Igiugig was recently selected as one of only 22 grantees nationwide out of a pool of over 200 applicants for the 2019 Native Youth and Culture Fund. The Village will receive a $19,100 grant from the First Nations Development Institute of Longmont, Colorado for a project titled: Reconnecting Yup’ik Youth to the Land.
The project grows out of an Indigenous perspective on the land and the unique location of Igiugig in rural Alaska off of the roads system. The three-tiered project seeks to develop the cultural knowledge, job skills, and leadership capacity of local youth. Objective one provides youth with a valuable opportunity to begin training as pilots using a flight simulator which is an FAA approved basic aviation training device. Local pilots will host one session per week where the software for their particular plane is used and they can sit side-by-side with students in the simulator and train them on their plane's features. The youth will benefit from access to aviation training and gain highly sought after job skills.

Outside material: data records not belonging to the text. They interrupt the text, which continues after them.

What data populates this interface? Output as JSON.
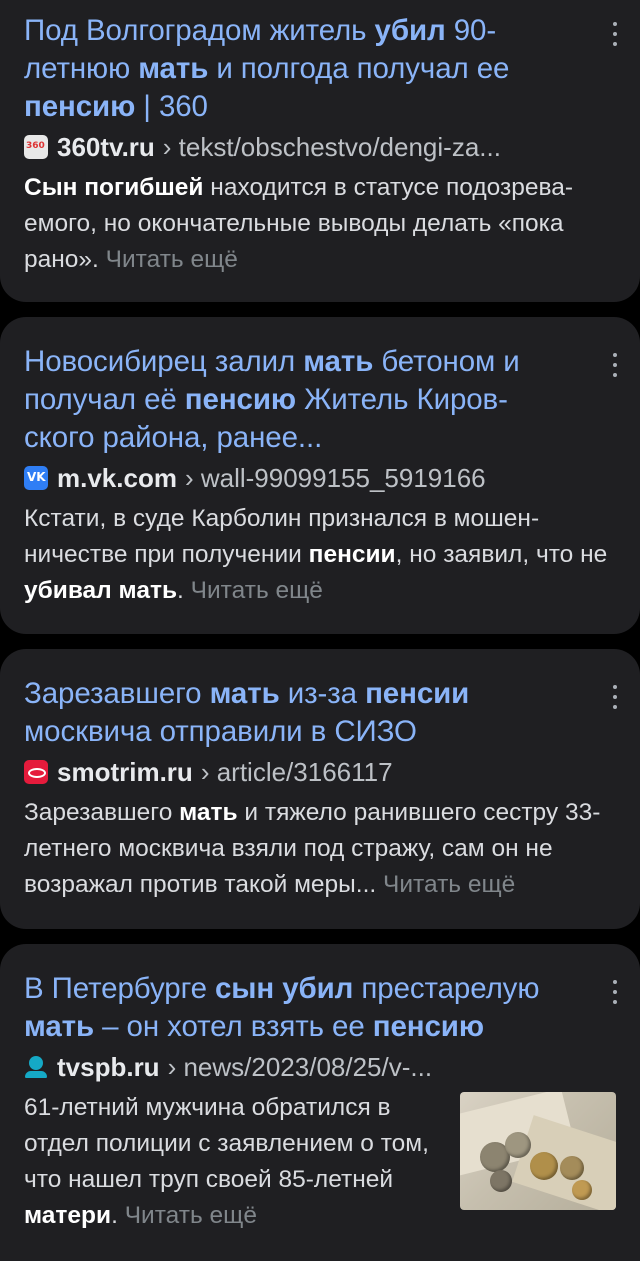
{
  "results": [
    {
      "title_parts": [
        {
          "t": "Под Волгоградом житель ",
          "b": false
        },
        {
          "t": "убил",
          "b": true
        },
        {
          "t": " 90-летнюю ",
          "b": false
        },
        {
          "t": "мать",
          "b": true
        },
        {
          "t": " и полгода получал ее ",
          "b": false
        },
        {
          "t": "пенсию",
          "b": true
        },
        {
          "t": " | 360",
          "b": false
        }
      ],
      "favicon": "360tv-icon",
      "domain": "360tv.ru",
      "path": "› tekst/obschestvo/dengi-za...",
      "snippet_parts": [
        {
          "t": "Сын погибшей",
          "b": true
        },
        {
          "t": " находится в статусе подозрева-емого, но окончательные выводы делать «пока рано». ",
          "b": false
        }
      ],
      "more": "Читать ещё"
    },
    {
      "title_parts": [
        {
          "t": "Новосибирец залил ",
          "b": false
        },
        {
          "t": "мать",
          "b": true
        },
        {
          "t": " бетоном и получал её ",
          "b": false
        },
        {
          "t": "пенсию",
          "b": true
        },
        {
          "t": " Житель Киров-ского района, ранее...",
          "b": false
        }
      ],
      "favicon": "vk-icon",
      "domain": "m.vk.com",
      "path": "› wall-99099155_5919166",
      "snippet_parts": [
        {
          "t": "Кстати, в суде Карболин признался в мошен-ничестве при получении ",
          "b": false
        },
        {
          "t": "пенсии",
          "b": true
        },
        {
          "t": ", но заявил, что не ",
          "b": false
        },
        {
          "t": "убивал мать",
          "b": true
        },
        {
          "t": ". ",
          "b": false
        }
      ],
      "more": "Читать ещё"
    },
    {
      "title_parts": [
        {
          "t": "Зарезавшего ",
          "b": false
        },
        {
          "t": "мать",
          "b": true
        },
        {
          "t": " из-за ",
          "b": false
        },
        {
          "t": "пенсии",
          "b": true
        },
        {
          "t": " москвича отправили в СИЗО",
          "b": false
        }
      ],
      "favicon": "smotrim-icon",
      "domain": "smotrim.ru",
      "path": "› article/3166117",
      "snippet_parts": [
        {
          "t": "Зарезавшего ",
          "b": false
        },
        {
          "t": "мать",
          "b": true
        },
        {
          "t": " и тяжело ранившего сестру 33-летнего москвича взяли под стражу, сам он не возражал против такой меры... ",
          "b": false
        }
      ],
      "more": "Читать ещё"
    },
    {
      "title_parts": [
        {
          "t": "В Петербурге ",
          "b": false
        },
        {
          "t": "сын убил",
          "b": true
        },
        {
          "t": " престарелую ",
          "b": false
        },
        {
          "t": "мать",
          "b": true
        },
        {
          "t": " – он хотел взять ее ",
          "b": false
        },
        {
          "t": "пенсию",
          "b": true
        }
      ],
      "favicon": "tvspb-icon",
      "domain": "tvspb.ru",
      "path": "› news/2023/08/25/v-...",
      "snippet_parts": [
        {
          "t": "61-летний мужчина обратился в отдел полиции с заявлением о том, что нашел труп своей 85-летней ",
          "b": false
        },
        {
          "t": "матери",
          "b": true
        },
        {
          "t": ". ",
          "b": false
        }
      ],
      "more": "Читать ещё",
      "thumbnail": "coins-and-banknotes-image"
    }
  ],
  "more_options_icon": "more-vert-icon"
}
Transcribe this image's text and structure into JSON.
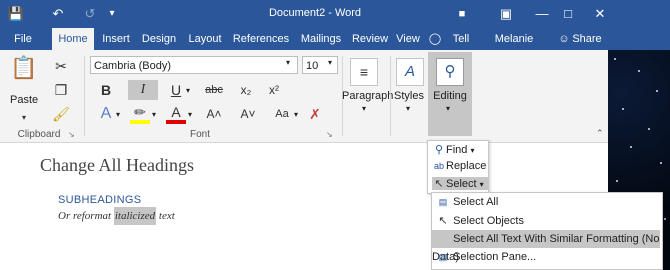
{
  "window": {
    "title": "Document2 - Word",
    "controls": [
      "minimize-icon",
      "maximize-icon",
      "close-icon"
    ]
  },
  "quick_access": [
    "save-icon",
    "undo-icon",
    "redo-icon"
  ],
  "tabs": [
    {
      "label": "File"
    },
    {
      "label": "Home"
    },
    {
      "label": "Insert"
    },
    {
      "label": "Design"
    },
    {
      "label": "Layout"
    },
    {
      "label": "References"
    },
    {
      "label": "Mailings"
    },
    {
      "label": "Review"
    },
    {
      "label": "View"
    }
  ],
  "tell_me": "Tell me",
  "user": "Melanie P...",
  "share": "Share",
  "ribbon": {
    "clipboard": {
      "paste": "Paste",
      "label": "Clipboard"
    },
    "font": {
      "name": "Cambria (Body)",
      "size": "10",
      "label": "Font",
      "bold": "B",
      "italic": "I",
      "underline": "U",
      "strike": "abc",
      "subscript": "x₂",
      "superscript": "x²",
      "grow": "A˄",
      "shrink": "A˅",
      "case": "Aa",
      "clear": "A"
    },
    "paragraph": {
      "label": "Paragraph"
    },
    "styles": {
      "label": "Styles"
    },
    "editing": {
      "label": "Editing"
    }
  },
  "document": {
    "heading": "Change All Headings",
    "subheading": "SUBHEADINGS",
    "line_before": "Or reformat ",
    "line_selected": "italicized",
    "line_after": " text"
  },
  "editing_menu": {
    "find": "Find",
    "replace": "Replace",
    "select": "Select"
  },
  "select_menu": [
    "Select All",
    "Select Objects",
    "Select All Text With Similar Formatting (No Data)",
    "Selection Pane..."
  ]
}
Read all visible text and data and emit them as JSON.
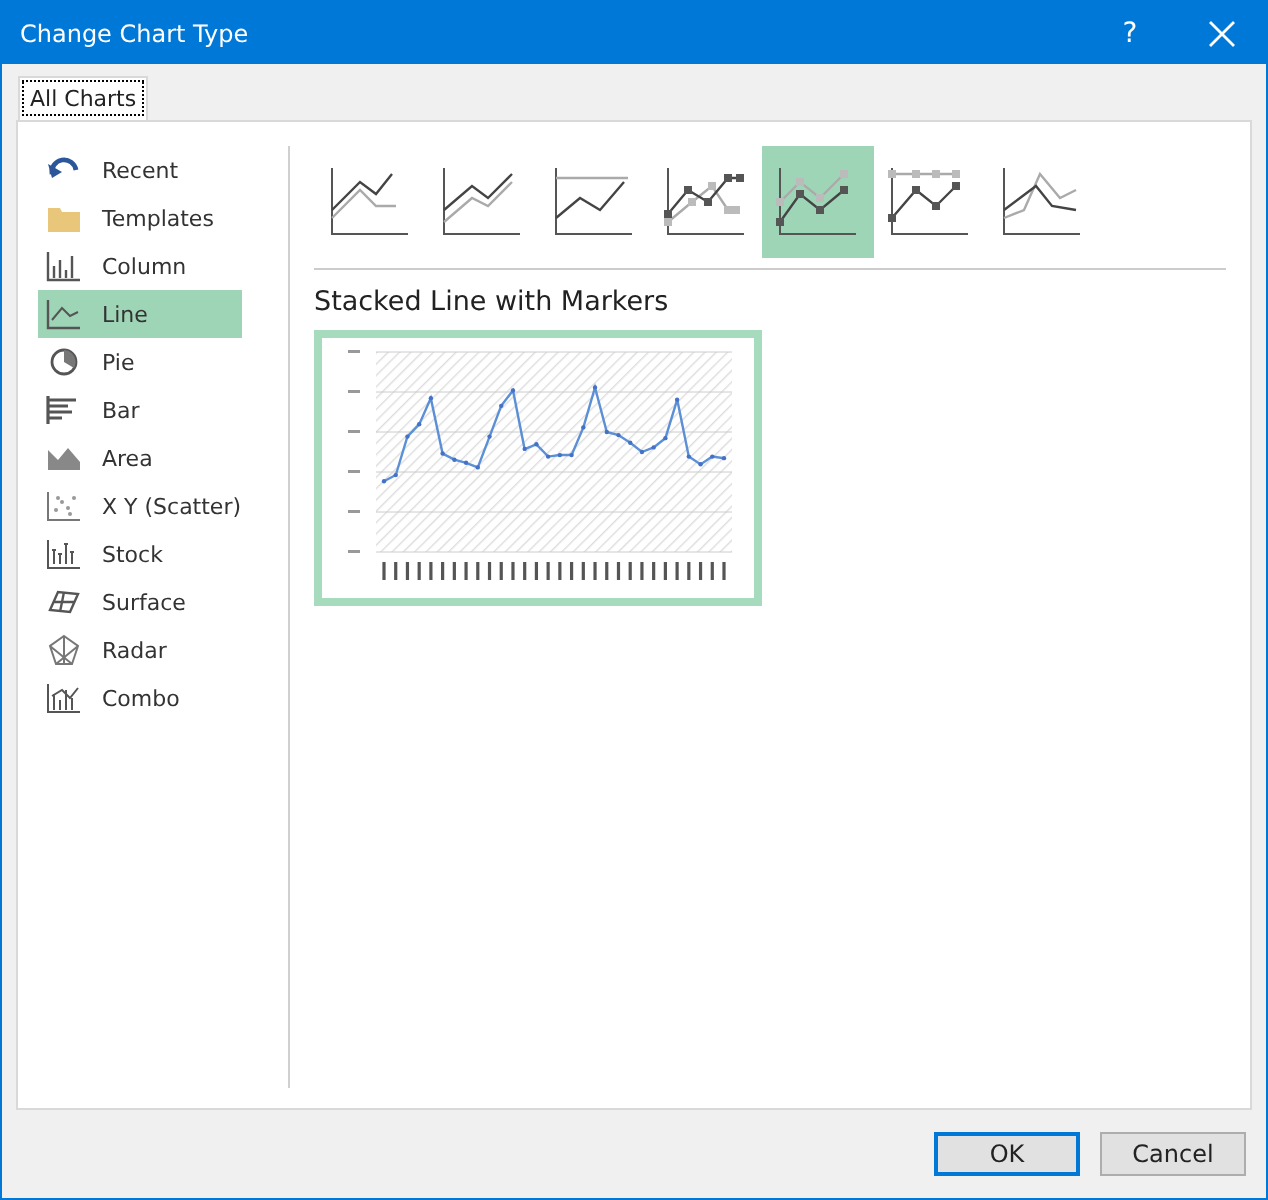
{
  "window": {
    "title": "Change Chart Type",
    "help": "?"
  },
  "tabs": [
    {
      "label": "All Charts",
      "selected": true
    }
  ],
  "chart_types": [
    {
      "label": "Recent",
      "selected": false
    },
    {
      "label": "Templates",
      "selected": false
    },
    {
      "label": "Column",
      "selected": false
    },
    {
      "label": "Line",
      "selected": true
    },
    {
      "label": "Pie",
      "selected": false
    },
    {
      "label": "Bar",
      "selected": false
    },
    {
      "label": "Area",
      "selected": false
    },
    {
      "label": "X Y (Scatter)",
      "selected": false
    },
    {
      "label": "Stock",
      "selected": false
    },
    {
      "label": "Surface",
      "selected": false
    },
    {
      "label": "Radar",
      "selected": false
    },
    {
      "label": "Combo",
      "selected": false
    }
  ],
  "subtypes": [
    {
      "selected": false
    },
    {
      "selected": false
    },
    {
      "selected": false
    },
    {
      "selected": false
    },
    {
      "selected": true
    },
    {
      "selected": false
    },
    {
      "selected": false
    }
  ],
  "preview": {
    "title": "Stacked Line with Markers"
  },
  "buttons": [
    {
      "label": "OK",
      "default": true
    },
    {
      "label": "Cancel",
      "default": false
    }
  ]
}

Through objective two, youth will participate in weekly Yup’ik language classes in which the flight simulator can be used to teach the complex locative system through language immersion. This creative adaptation of modern technology will enable youth to comprehend the Yup’ik way of describing locations through the cultural lens, which is best learned traveling the land. The simulator can simulate these changing environments and enable fluent elders to teach them in a classroom setting.
Igiugig now has only two elder speakers living in the village. The community feels an urgency to pass the elders' knowledge on to the younger generations before the opportunity is lost. The village recently finished an ANA language project in which youth advanced to the Novice Mid proficiency level so this project will be a perfect opportunity to continue advancing their speaking proficiency and document the elders’ knowledge in a more advanced area through audio and video recordings.
The last objective of the project will involve a Yup’ik culture camp in which all of the youth will come together to live on the land and learn subsistence activities from the elders who grew up this way. Hikes and orienteering challenges will enable youth to practice using the Yup’ik locative system they’ve learned through the flight simulator. The camp will focus on empowering youth to identify food sources, use local resources, understand climate change and environmental threats.
Igiugig Village also received a previous grant from First Nations Development Institute under the Native Agriculture and Food Systems Initiative (NAFSI). The 2015 Seeds of Native Health grant for $39,794 was successful in boosting the local foods program, village greenhouse, and involving youth in subsistence foods.